In fact, American students’ responses are equally split between the possibility for the Supreme Court to intervene in the election in the first place. A slim majority of 38.5% believe indeed that the Supreme Court won’t be involved, while 30.8% is sure of the opposite. However, another 30.8% of the answers shows JCU students are still unsure about the role the Supreme Court might play after Nov. 3.
There won’t be a winner on Nov. 3
Many states including some battleground ones, such as Pennsylvania and Wisconsin, forbid counting mail-in votes until 7 a.m. on Election Day. Thus, the tallying takes longer than in-person voting.
The vote count will require days if not weeks due to the increase of U.S. citizens opting to cast absentee ballots. Hence, The Associated Press will not declare the winning candidate’s victory on Election Night as it traditionally happens.
CNN said the delay may be used by the incumbent president to accuse Democrats of election fraud and refuse to leave the Oval Office, and that Trump could ”insist from exile” that the Elephants rigged election thanks to the Postal Office’s aid.
On Oct. 19, Reuters said the Supreme Court ruled battleground state Pennsylvania will be able to accept mail-in ballots up to three days after the election. Republicans said this decision is “against the Federal law,” it increases the chaos and delays the proclamation of the winner. Moreover, the Supreme Court set a precedent that might be applied to other states as well.

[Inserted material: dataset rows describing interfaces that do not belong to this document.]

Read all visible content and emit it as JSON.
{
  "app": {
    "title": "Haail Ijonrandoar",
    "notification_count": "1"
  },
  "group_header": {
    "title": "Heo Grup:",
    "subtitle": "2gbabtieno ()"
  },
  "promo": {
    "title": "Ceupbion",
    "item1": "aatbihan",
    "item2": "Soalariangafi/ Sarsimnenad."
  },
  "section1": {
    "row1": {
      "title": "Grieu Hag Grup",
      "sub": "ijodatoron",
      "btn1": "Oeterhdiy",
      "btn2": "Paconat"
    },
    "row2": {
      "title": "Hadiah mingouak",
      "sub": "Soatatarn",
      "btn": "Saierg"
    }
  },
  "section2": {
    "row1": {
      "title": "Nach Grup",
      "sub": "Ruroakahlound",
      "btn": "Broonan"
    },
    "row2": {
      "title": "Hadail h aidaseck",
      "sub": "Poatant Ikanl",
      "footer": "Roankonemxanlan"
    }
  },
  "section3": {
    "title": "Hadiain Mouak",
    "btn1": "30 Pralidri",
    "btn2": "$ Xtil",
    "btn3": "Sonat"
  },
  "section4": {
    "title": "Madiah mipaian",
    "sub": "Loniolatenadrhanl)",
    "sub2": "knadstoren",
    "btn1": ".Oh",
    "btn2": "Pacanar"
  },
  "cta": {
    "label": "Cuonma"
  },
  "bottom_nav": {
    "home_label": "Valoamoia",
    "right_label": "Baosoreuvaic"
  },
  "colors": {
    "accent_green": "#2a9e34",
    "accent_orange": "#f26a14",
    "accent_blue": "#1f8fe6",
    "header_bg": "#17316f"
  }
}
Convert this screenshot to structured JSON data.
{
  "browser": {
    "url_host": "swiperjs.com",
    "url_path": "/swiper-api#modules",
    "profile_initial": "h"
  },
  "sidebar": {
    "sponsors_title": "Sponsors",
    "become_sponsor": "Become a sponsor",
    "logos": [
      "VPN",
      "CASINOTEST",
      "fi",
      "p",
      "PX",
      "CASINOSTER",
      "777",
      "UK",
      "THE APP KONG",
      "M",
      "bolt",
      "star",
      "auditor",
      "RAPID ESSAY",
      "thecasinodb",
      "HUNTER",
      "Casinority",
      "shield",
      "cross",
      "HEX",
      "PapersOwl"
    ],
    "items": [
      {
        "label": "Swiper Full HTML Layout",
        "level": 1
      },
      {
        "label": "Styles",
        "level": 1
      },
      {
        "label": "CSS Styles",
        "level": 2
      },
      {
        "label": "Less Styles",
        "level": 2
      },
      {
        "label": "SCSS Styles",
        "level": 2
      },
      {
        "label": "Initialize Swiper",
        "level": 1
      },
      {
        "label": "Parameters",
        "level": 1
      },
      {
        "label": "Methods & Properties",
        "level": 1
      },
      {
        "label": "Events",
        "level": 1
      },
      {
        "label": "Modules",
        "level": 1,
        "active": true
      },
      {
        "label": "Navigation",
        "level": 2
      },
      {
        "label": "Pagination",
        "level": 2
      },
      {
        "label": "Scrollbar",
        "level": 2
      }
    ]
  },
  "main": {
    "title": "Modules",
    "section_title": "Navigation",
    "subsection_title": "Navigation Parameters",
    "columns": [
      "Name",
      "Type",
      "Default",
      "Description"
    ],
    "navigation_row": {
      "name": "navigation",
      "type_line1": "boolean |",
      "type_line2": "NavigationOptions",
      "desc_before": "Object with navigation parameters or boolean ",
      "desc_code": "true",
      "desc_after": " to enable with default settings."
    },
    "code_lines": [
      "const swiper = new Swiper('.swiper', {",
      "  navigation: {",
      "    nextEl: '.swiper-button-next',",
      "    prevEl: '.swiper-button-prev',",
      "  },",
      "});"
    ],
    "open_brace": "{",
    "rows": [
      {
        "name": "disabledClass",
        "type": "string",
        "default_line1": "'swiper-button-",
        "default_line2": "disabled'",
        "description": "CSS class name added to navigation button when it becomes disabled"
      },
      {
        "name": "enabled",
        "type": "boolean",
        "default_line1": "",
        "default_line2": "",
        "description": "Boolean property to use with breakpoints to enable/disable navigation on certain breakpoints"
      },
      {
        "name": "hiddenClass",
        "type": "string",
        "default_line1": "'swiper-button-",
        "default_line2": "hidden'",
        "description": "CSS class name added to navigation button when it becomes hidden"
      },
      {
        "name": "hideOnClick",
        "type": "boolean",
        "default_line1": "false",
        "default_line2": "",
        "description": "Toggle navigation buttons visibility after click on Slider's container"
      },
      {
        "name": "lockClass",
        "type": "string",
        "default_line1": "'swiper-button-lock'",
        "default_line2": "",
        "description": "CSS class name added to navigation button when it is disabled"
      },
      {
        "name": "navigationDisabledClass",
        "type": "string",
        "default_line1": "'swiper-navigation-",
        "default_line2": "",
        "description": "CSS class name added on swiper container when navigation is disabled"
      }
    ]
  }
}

JCU student Hobbs said ballot controversy is ”nothing new” in the presidential election, claiming such controversies are typical of conspiracy theorists. Hobbs said the pandemic and social unrest make the counting process crucial for the well-being of the country.
FBI Dallas Field Office warns against threats from far-right extremist groups
Willing to foment the belief that mail-in ballot will false the election during the first presidential debate on Sept. 29, the incumbent president urged his supporters to patrol their polling stations on Election Day.
The FBI Field Office in Dallas wrote a report warning against “threats by domestic extremists to election-related targets.” According to the intelligence document obtained by The Nation on Sep. 29, the FBI is focusing its attention on right-wing extremists as confirmed by Reuters. The Dallas Morning News also makes reference to FBI and U.S. Department of Homeland Security (DHS) memos saying these threats are likely to increase before Election Day (North Texas being one location mentioned).
“Our economy is struggling at the moment, and there has been a rise of far-right’ militias,” said student Davis. The Los Angeles Times reported statements of Trump’s supporters claiming they are indeed “preparing for the worst.” Even if violence will not unfold after the election, many U.S. citizens question how the nation will return to feeling united.
“These past months have revealed to the world America’s ugliest face, so now it is up to the coming president to put back the pieces and close the pandora box,” said Francesco Felici, JCU Senior majoring in International Affairs. He said Trump’s victory could indeed radicalize white supremacist groups. On the other hand, if Democrats win, Biden will have to deal with a form of hatred he has firmly criticized during the presidential campaign.
The survey was conducted by students Caterina Fassina and Ilenia Reale through Google Forms from Oct. 14 to Oct. 23, distributed by WhatsApp, The Matthew Instagram page (thematthewjcu), and the JCU undergrad Facebook.
We received 47 students’ responses (14 U.S. citizens and 33 Non-U.S. citizens). For more details, please contact Fassina on her email at firstname.lastname@example.org or on her Instagram at @caterinafassina and Reale on her email at email@example.com or her Instagram at @gnegna08.
Disclaimer: student comments in this article are from volunteers who were willing to be interviewed. The survey also invited students to contact us with further comments or interviews.
The Matthew suggests the following fact-checking resources: